Galapagos Islands Wolf and Darwin home to largest shark biomass in the world

More sharks live around the Galapagos Darwin and Wolf Islands than anywhere else on the planet

World’s Most Robust Marine Reserve is at Baja California

A thriving undersea wildlife park tucked away near the southern tip of Mexico's Baja peninsula has proven to be the most robust marine reserve...
Coral reef

Malaysia to extend marine protected areas around Sabah

In the coral triangle, Sabah is home to some of the best diving in the world. The famous diving areas of Sipadan and Mabul islands are off the coast of eastern Sabah, with Layang Layang in the west. The MPAs will further increase the marine diversity in the area.
Coral Sea Safari

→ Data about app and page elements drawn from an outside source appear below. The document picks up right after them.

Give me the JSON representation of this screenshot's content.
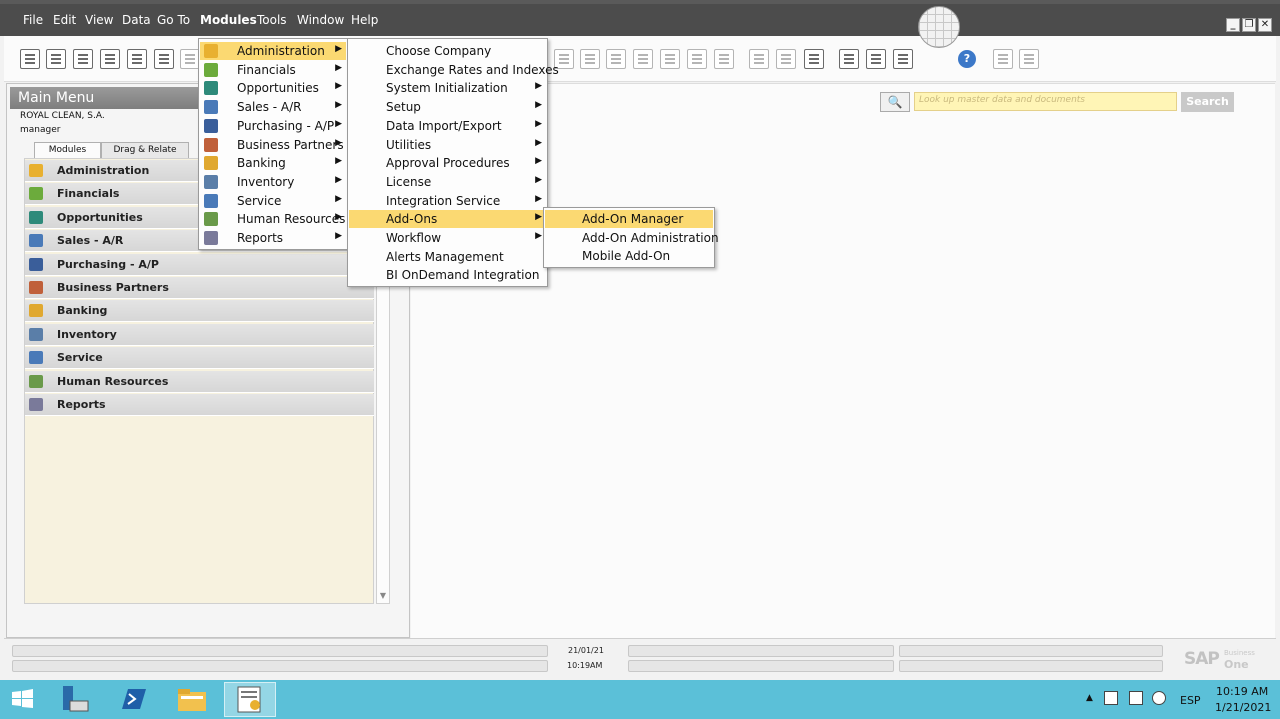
{
  "menubar": {
    "items": [
      "File",
      "Edit",
      "View",
      "Data",
      "Go To",
      "Modules",
      "Tools",
      "Window",
      "Help"
    ],
    "window_controls": [
      "_",
      "❐",
      "✕"
    ]
  },
  "main_menu": {
    "title": "Main Menu",
    "company": "ROYAL CLEAN, S.A.",
    "user": "manager",
    "tabs": [
      "Modules",
      "Drag & Relate"
    ],
    "modules": [
      {
        "label": "Administration",
        "icon": "administration-icon",
        "color": "#e8b030"
      },
      {
        "label": "Financials",
        "icon": "financials-icon",
        "color": "#6cab3c"
      },
      {
        "label": "Opportunities",
        "icon": "opportunities-icon",
        "color": "#2e8a7a"
      },
      {
        "label": "Sales - A/R",
        "icon": "sales-icon",
        "color": "#4a7ab8"
      },
      {
        "label": "Purchasing - A/P",
        "icon": "purchasing-icon",
        "color": "#3a5e9a"
      },
      {
        "label": "Business Partners",
        "icon": "business-partners-icon",
        "color": "#c0603a"
      },
      {
        "label": "Banking",
        "icon": "banking-icon",
        "color": "#e0a830"
      },
      {
        "label": "Inventory",
        "icon": "inventory-icon",
        "color": "#5a7ea8"
      },
      {
        "label": "Service",
        "icon": "service-icon",
        "color": "#4a7ab8"
      },
      {
        "label": "Human Resources",
        "icon": "human-resources-icon",
        "color": "#6a9a4a"
      },
      {
        "label": "Reports",
        "icon": "reports-icon",
        "color": "#7a7a9a"
      }
    ]
  },
  "search": {
    "placeholder": "Look up master data and documents",
    "button_label": "Search"
  },
  "modules_menu": {
    "items": [
      {
        "label": "Administration",
        "icon": "administration-icon",
        "color": "#e8b030"
      },
      {
        "label": "Financials",
        "icon": "financials-icon",
        "color": "#6cab3c"
      },
      {
        "label": "Opportunities",
        "icon": "opportunities-icon",
        "color": "#2e8a7a"
      },
      {
        "label": "Sales - A/R",
        "icon": "sales-icon",
        "color": "#4a7ab8"
      },
      {
        "label": "Purchasing - A/P",
        "icon": "purchasing-icon",
        "color": "#3a5e9a"
      },
      {
        "label": "Business Partners",
        "icon": "business-partners-icon",
        "color": "#c0603a"
      },
      {
        "label": "Banking",
        "icon": "banking-icon",
        "color": "#e0a830"
      },
      {
        "label": "Inventory",
        "icon": "inventory-icon",
        "color": "#5a7ea8"
      },
      {
        "label": "Service",
        "icon": "service-icon",
        "color": "#4a7ab8"
      },
      {
        "label": "Human Resources",
        "icon": "human-resources-icon",
        "color": "#6a9a4a"
      },
      {
        "label": "Reports",
        "icon": "reports-icon",
        "color": "#7a7a9a"
      }
    ]
  },
  "admin_menu": {
    "items": [
      {
        "label": "Choose Company",
        "submenu": false
      },
      {
        "label": "Exchange Rates and Indexes",
        "submenu": false
      },
      {
        "label": "System Initialization",
        "submenu": true
      },
      {
        "label": "Setup",
        "submenu": true
      },
      {
        "label": "Data Import/Export",
        "submenu": true
      },
      {
        "label": "Utilities",
        "submenu": true
      },
      {
        "label": "Approval Procedures",
        "submenu": true
      },
      {
        "label": "License",
        "submenu": true
      },
      {
        "label": "Integration Service",
        "submenu": true
      },
      {
        "label": "Add-Ons",
        "submenu": true
      },
      {
        "label": "Workflow",
        "submenu": true
      },
      {
        "label": "Alerts Management",
        "submenu": false
      },
      {
        "label": "BI OnDemand Integration",
        "submenu": false
      }
    ]
  },
  "addons_menu": {
    "items": [
      "Add-On Manager",
      "Add-On Administration",
      "Mobile Add-On"
    ]
  },
  "statusbar": {
    "date": "21/01/21",
    "time": "10:19AM",
    "brand": "SAP",
    "brand_small": "Business",
    "brand_one": "One"
  },
  "taskbar": {
    "language": "ESP",
    "clock_time": "10:19 AM",
    "clock_date": "1/21/2021"
  },
  "colors": {
    "highlight": "#fbd972",
    "taskbar": "#5bc0d8",
    "menubar": "#4c4c4c"
  }
}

Best Places to Dive in July

July is a great month for liveaboard adventures to dive with ocean giants; be that with numerous sharks and rays at Cocos Island or...
Anemones

Life Under Water Challenge photography contest is now open

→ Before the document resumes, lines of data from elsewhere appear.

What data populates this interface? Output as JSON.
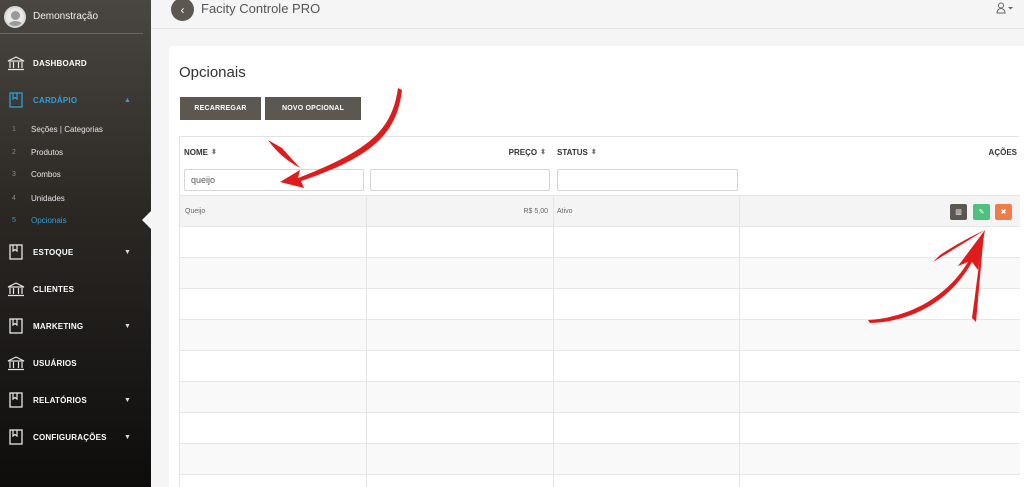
{
  "profile": {
    "name": "Demonstração"
  },
  "menu": {
    "dashboard": "DASHBOARD",
    "cardapio": "CARDÁPIO",
    "sub": [
      {
        "num": "1",
        "label": "Seções | Categorias"
      },
      {
        "num": "2",
        "label": "Produtos"
      },
      {
        "num": "3",
        "label": "Combos"
      },
      {
        "num": "4",
        "label": "Unidades"
      },
      {
        "num": "5",
        "label": "Opcionais"
      }
    ],
    "estoque": "ESTOQUE",
    "clientes": "CLIENTES",
    "marketing": "MARKETING",
    "usuarios": "USUÁRIOS",
    "relatorios": "RELATÓRIOS",
    "configuracoes": "CONFIGURAÇÕES"
  },
  "topbar": {
    "app_title": "Facity Controle PRO"
  },
  "page": {
    "title": "Opcionais",
    "reload_label": "RECARREGAR",
    "new_label": "NOVO OPCIONAL"
  },
  "table": {
    "headers": {
      "nome": "NOME",
      "preco": "PREÇO",
      "status": "STATUS",
      "acoes": "AÇÕES"
    },
    "filter_nome_value": "queijo",
    "rows": [
      {
        "nome": "Queijo",
        "preco": "R$ 5,00",
        "status": "Ativo"
      }
    ]
  },
  "colors": {
    "accent": "#2f9fd6",
    "button": "#5c5751",
    "edit": "#4fc07d",
    "delete": "#ef7d4a",
    "annotation": "#e01b1b"
  }
}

A new photography contest has launched celebrating marine biodiversity in honour of World Environment Day and World Oceans Day.Launched by social enterprise Positive Travel...
White tip reef shark

Will Marine Reserve Protect Coral Sea Sharks?

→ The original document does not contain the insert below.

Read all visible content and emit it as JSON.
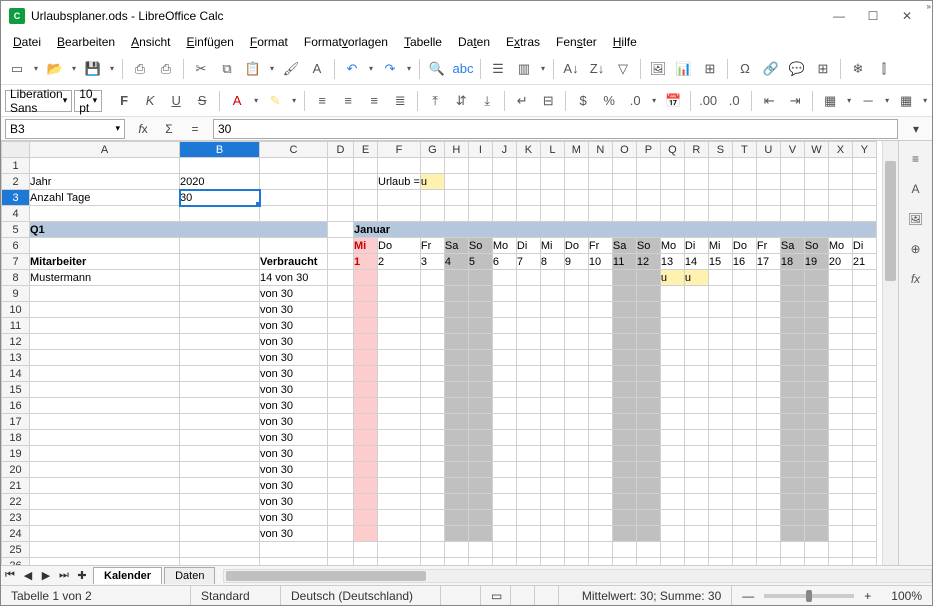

Shark fishing needs to be banned at Osprey and Shark Reef in the Coral Sea for a Marine Reserve to work, concludes a study published yesterday. It is estimated that each year, live-aboard dive boats are directly responsible for generating at least AU$16 M worth of income. Of all the Coral Sea reef systems, Osprey Reef has the highest visitation rate by tourism operators, primarily to conduct shark dives. So, the depletion of reef sharks at Osprey Reef would have serious financial ramifications for the area. To put this into perspective, in the Maldives, the removal of only 20 grey reef sharks, with a market value of only AU$1 000, caused an estimated loss of AU$500 000 annually in diving revenue.
Diver in bait ball by Lawrence Alex Wu

SCUBA Travel publish 200th issue of SCUBA News!

We first sent SCUBA News (ISSN 1476-8011) in the year 2000. It was before any social media, before Wikipedia. We still aim, though, to provide useful information for divers who like to travel the world and care about the marine environment.
Giant manta ray

Revealed: where to dive with Manta Rays

Awesome to see underwater, the Manta Ray is an enormous fish spanning. They live in warm waters around the world, gracefully flying through the...

Barge Damages Sipadan

A huge barge - carrying building materials, a bulldozer and a crane - has crashed into the reef at Sipadan. The accident is...
Saving baby blacktip reef sharks

Saving Marine Life during COVID-19

Fighting the ever growing problem of ocean trash through beach cleanups and underwater gill net removals, saving thousands of marine lives that would have otherwise perished is being hampered by COVID-19 - can you help?